= Beginning of Section =

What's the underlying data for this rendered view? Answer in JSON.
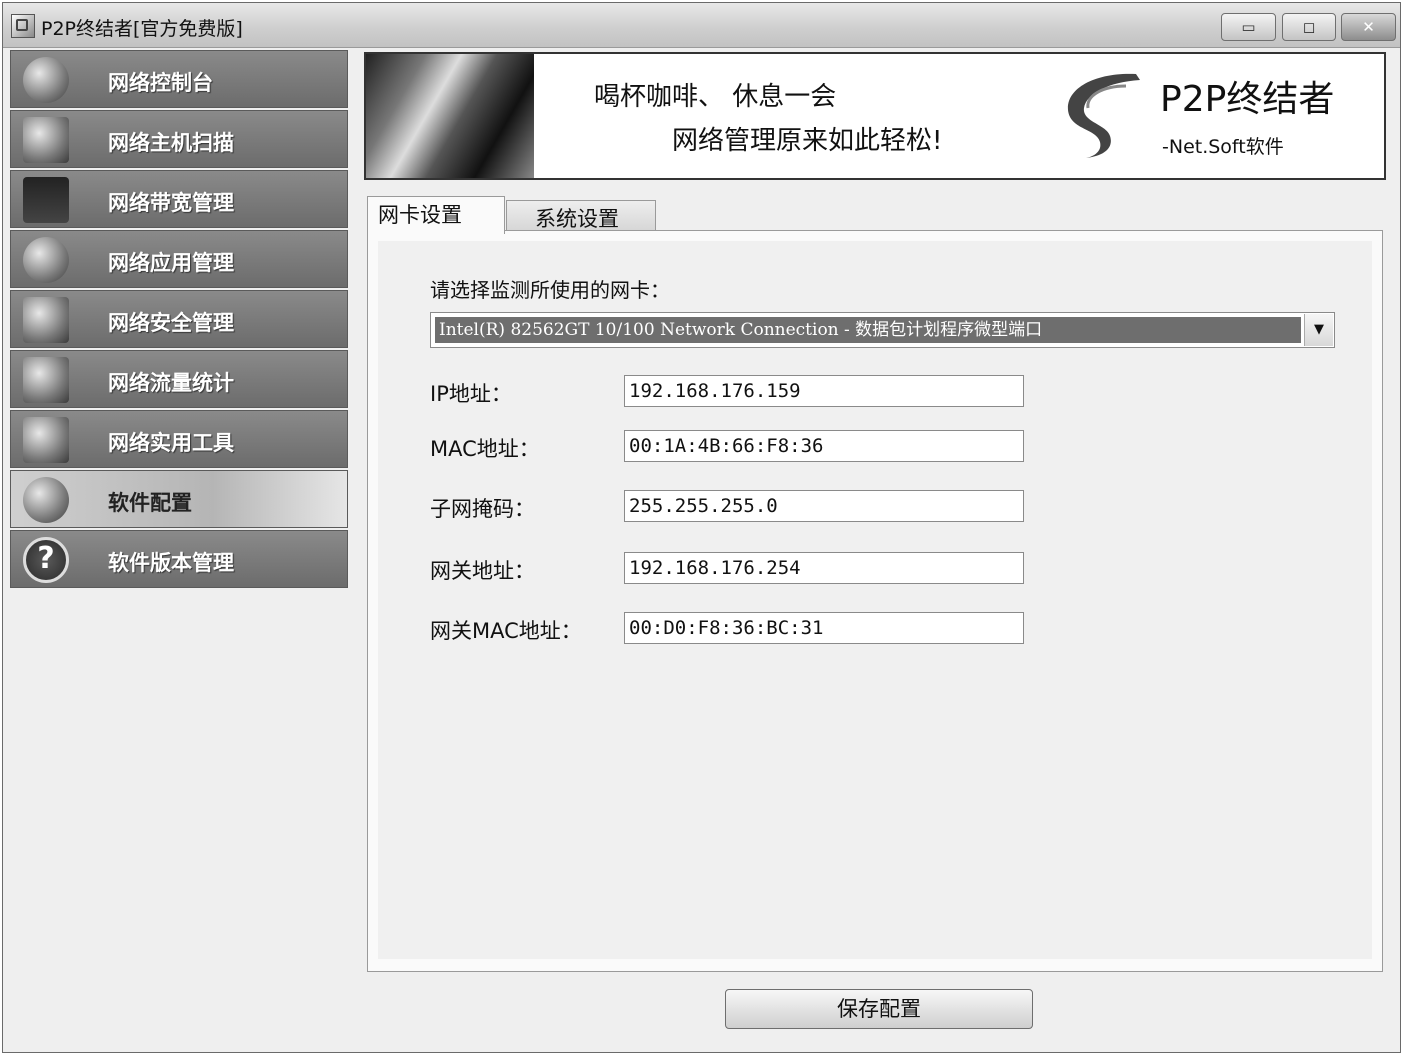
{
  "window": {
    "title": "P2P终结者[官方免费版]",
    "controls": {
      "minimize": "▭",
      "maximize": "◻",
      "close": "✕"
    }
  },
  "sidebar": {
    "items": [
      {
        "label": "网络控制台",
        "icon": "globe-icon",
        "active": false
      },
      {
        "label": "网络主机扫描",
        "icon": "computer-icon",
        "active": false
      },
      {
        "label": "网络带宽管理",
        "icon": "waveform-icon",
        "active": false
      },
      {
        "label": "网络应用管理",
        "icon": "apps-icon",
        "active": false
      },
      {
        "label": "网络安全管理",
        "icon": "keys-icon",
        "active": false
      },
      {
        "label": "网络流量统计",
        "icon": "books-icon",
        "active": false
      },
      {
        "label": "网络实用工具",
        "icon": "tools-icon",
        "active": false
      },
      {
        "label": "软件配置",
        "icon": "settings-globe-icon",
        "active": true
      },
      {
        "label": "软件版本管理",
        "icon": "help-icon",
        "active": false
      }
    ]
  },
  "banner": {
    "slogan_line1": "喝杯咖啡、  休息一会",
    "slogan_line2": "网络管理原来如此轻松!",
    "brand": "P2P终结者",
    "brand_sub": "-Net.Soft软件"
  },
  "tabs": [
    {
      "label": "网卡设置",
      "active": true
    },
    {
      "label": "系统设置",
      "active": false
    }
  ],
  "nic": {
    "prompt": "请选择监测所使用的网卡：",
    "selected": "Intel(R) 82562GT 10/100 Network Connection - 数据包计划程序微型端口",
    "dropdown_icon": "▼",
    "fields": [
      {
        "label": "IP地址：",
        "value": "192.168.176.159"
      },
      {
        "label": "MAC地址：",
        "value": "00:1A:4B:66:F8:36"
      },
      {
        "label": "子网掩码：",
        "value": "255.255.255.0"
      },
      {
        "label": "网关地址：",
        "value": "192.168.176.254"
      },
      {
        "label": "网关MAC地址：",
        "value": "00:D0:F8:36:BC:31"
      }
    ]
  },
  "save_button": "保存配置"
}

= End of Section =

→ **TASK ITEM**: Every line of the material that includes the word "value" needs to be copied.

→ **TASK OUTPUT**:
        "value": "192.168.176.159"
        "value": "00:1A:4B:66:F8:36"
        "value": "255.255.255.0"
        "value": "192.168.176.254"
        "value": "00:D0:F8:36:BC:31"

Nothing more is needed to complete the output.